### WHAT THE EXERCISE ASKS
Tally every line in the data that has the word "thumb" and report only the total.

=======

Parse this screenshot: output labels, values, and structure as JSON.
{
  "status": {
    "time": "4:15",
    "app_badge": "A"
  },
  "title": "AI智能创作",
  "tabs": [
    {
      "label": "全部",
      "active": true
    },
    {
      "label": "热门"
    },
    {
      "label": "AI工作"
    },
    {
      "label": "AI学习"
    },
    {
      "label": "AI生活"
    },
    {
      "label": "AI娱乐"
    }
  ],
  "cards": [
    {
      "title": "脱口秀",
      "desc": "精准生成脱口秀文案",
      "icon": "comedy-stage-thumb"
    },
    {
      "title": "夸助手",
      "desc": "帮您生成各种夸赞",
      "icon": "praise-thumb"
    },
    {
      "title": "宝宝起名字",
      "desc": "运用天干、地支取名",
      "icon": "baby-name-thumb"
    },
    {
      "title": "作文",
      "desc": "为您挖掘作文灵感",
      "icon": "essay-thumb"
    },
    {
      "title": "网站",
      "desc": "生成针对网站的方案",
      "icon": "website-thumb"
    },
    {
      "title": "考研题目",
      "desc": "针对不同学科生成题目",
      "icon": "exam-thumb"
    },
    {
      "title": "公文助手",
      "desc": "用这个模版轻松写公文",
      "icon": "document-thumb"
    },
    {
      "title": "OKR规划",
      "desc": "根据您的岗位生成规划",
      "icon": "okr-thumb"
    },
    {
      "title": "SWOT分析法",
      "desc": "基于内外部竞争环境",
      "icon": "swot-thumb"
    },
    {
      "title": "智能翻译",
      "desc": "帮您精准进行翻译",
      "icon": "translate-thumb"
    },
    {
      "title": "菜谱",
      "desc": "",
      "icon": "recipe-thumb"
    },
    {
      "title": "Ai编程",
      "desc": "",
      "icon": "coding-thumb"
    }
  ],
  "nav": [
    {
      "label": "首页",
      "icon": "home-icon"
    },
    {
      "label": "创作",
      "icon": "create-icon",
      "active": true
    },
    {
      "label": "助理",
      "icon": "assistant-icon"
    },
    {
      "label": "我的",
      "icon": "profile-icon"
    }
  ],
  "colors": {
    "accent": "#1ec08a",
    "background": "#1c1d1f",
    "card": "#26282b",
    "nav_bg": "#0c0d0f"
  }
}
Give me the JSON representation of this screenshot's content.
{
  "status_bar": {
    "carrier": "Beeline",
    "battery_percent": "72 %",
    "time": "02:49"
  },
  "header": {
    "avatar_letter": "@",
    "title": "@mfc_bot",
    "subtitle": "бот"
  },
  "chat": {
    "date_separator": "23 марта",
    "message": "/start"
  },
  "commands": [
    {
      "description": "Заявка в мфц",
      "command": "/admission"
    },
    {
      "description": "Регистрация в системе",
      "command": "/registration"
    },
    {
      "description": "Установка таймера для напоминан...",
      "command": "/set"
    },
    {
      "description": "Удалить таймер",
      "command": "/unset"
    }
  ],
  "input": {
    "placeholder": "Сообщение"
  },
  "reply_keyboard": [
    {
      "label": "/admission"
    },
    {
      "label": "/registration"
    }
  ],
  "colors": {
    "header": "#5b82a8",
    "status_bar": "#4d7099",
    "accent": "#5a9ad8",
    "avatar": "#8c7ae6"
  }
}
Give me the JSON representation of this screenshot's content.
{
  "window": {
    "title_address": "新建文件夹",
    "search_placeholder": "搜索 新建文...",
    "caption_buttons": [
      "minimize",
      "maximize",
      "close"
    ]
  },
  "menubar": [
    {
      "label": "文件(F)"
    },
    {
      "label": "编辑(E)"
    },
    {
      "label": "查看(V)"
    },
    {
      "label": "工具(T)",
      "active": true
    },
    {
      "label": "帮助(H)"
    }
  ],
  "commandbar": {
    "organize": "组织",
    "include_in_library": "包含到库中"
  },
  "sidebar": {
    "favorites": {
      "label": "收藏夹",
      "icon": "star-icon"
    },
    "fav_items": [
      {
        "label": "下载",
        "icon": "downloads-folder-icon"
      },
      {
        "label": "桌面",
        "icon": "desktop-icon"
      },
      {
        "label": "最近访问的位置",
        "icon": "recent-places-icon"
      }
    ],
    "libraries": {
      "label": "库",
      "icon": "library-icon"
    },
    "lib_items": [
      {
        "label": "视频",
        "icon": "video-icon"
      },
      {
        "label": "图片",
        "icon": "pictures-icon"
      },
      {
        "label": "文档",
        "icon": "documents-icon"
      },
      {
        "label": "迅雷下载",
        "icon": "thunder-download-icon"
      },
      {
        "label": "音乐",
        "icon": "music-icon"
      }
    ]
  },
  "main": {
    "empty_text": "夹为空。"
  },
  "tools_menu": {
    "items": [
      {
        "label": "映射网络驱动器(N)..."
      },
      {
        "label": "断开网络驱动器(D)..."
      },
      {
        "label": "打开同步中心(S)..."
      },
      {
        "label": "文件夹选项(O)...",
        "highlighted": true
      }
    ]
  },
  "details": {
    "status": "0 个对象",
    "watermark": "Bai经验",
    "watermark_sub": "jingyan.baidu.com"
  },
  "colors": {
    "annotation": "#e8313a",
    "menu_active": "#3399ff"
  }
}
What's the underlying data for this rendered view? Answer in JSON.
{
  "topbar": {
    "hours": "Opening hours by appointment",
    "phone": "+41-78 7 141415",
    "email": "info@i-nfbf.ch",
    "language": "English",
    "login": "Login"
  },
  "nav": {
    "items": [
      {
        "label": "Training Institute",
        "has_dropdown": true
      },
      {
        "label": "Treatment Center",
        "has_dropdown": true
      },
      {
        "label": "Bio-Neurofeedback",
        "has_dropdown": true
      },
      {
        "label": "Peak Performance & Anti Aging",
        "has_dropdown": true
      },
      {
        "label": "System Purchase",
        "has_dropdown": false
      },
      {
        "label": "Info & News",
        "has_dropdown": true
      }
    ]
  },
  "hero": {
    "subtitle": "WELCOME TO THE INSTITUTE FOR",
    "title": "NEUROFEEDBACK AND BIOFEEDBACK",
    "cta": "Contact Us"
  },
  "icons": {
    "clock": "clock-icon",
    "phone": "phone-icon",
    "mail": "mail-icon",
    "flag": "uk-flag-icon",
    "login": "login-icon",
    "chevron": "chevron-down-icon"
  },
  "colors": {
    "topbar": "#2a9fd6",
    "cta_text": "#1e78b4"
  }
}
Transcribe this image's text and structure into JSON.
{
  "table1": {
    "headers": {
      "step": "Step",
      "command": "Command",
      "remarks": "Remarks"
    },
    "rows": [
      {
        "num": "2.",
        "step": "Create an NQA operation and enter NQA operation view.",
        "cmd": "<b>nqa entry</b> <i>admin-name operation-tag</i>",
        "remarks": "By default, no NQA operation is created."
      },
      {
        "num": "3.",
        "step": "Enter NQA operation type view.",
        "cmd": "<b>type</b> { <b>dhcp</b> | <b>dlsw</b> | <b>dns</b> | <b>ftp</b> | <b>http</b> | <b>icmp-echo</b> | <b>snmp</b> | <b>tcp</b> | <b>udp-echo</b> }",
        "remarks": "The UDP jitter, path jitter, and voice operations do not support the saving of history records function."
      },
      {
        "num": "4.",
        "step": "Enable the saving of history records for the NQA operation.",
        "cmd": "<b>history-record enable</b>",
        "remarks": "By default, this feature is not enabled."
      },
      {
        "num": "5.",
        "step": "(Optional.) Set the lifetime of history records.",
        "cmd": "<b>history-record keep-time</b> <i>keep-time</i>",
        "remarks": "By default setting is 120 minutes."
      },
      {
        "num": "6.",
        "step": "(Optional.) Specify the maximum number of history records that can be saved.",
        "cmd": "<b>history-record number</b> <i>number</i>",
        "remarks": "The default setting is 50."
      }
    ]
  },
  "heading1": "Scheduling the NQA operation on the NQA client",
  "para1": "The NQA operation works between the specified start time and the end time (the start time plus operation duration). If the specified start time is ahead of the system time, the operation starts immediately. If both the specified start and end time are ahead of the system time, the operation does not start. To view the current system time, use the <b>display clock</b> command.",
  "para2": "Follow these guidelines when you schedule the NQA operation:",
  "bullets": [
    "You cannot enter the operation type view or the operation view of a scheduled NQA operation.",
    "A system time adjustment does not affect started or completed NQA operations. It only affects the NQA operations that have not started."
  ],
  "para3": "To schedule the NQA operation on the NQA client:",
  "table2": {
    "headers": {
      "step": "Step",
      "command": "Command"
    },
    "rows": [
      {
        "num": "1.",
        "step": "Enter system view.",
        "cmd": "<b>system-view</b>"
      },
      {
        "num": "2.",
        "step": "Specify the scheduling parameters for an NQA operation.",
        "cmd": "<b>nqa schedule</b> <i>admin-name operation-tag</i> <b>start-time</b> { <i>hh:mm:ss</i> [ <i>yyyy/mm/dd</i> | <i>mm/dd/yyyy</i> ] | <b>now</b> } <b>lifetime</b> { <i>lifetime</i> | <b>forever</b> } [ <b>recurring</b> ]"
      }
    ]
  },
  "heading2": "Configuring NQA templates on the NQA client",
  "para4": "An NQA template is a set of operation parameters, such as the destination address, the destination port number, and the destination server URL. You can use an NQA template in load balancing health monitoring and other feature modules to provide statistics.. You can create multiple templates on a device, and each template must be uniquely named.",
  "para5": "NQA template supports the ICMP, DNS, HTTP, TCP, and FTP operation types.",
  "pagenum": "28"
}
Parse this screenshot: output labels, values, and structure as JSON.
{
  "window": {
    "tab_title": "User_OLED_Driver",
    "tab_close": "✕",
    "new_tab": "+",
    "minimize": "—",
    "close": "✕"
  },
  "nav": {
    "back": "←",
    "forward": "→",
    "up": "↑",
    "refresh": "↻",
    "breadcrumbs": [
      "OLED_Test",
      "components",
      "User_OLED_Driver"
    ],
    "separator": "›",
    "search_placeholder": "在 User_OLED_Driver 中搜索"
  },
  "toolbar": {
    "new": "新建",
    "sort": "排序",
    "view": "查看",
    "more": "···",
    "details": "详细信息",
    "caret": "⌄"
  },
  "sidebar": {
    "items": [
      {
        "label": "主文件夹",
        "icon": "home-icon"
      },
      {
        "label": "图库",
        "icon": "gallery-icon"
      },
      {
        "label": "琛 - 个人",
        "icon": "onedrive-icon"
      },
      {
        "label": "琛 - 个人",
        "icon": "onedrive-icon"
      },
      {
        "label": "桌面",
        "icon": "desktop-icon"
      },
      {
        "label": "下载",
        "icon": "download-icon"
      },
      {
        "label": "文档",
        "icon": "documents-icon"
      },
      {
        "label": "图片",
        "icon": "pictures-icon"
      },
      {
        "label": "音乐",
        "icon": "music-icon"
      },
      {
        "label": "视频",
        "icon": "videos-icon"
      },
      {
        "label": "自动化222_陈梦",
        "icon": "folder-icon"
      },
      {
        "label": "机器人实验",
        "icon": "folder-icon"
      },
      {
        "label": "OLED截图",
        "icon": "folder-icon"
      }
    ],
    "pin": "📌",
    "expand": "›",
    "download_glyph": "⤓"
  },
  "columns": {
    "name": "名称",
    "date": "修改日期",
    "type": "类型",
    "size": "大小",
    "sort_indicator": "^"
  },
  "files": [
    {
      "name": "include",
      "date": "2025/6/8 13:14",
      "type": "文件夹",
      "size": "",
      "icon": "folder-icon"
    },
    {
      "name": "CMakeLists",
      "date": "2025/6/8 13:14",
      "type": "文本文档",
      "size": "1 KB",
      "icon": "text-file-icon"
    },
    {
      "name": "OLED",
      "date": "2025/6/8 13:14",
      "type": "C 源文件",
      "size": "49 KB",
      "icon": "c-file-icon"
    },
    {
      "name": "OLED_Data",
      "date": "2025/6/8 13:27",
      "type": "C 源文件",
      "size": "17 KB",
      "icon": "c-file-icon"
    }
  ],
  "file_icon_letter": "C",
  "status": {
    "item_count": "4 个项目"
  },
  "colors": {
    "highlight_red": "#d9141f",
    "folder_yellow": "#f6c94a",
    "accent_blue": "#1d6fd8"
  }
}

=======

### RESULT OF THIS TASK
12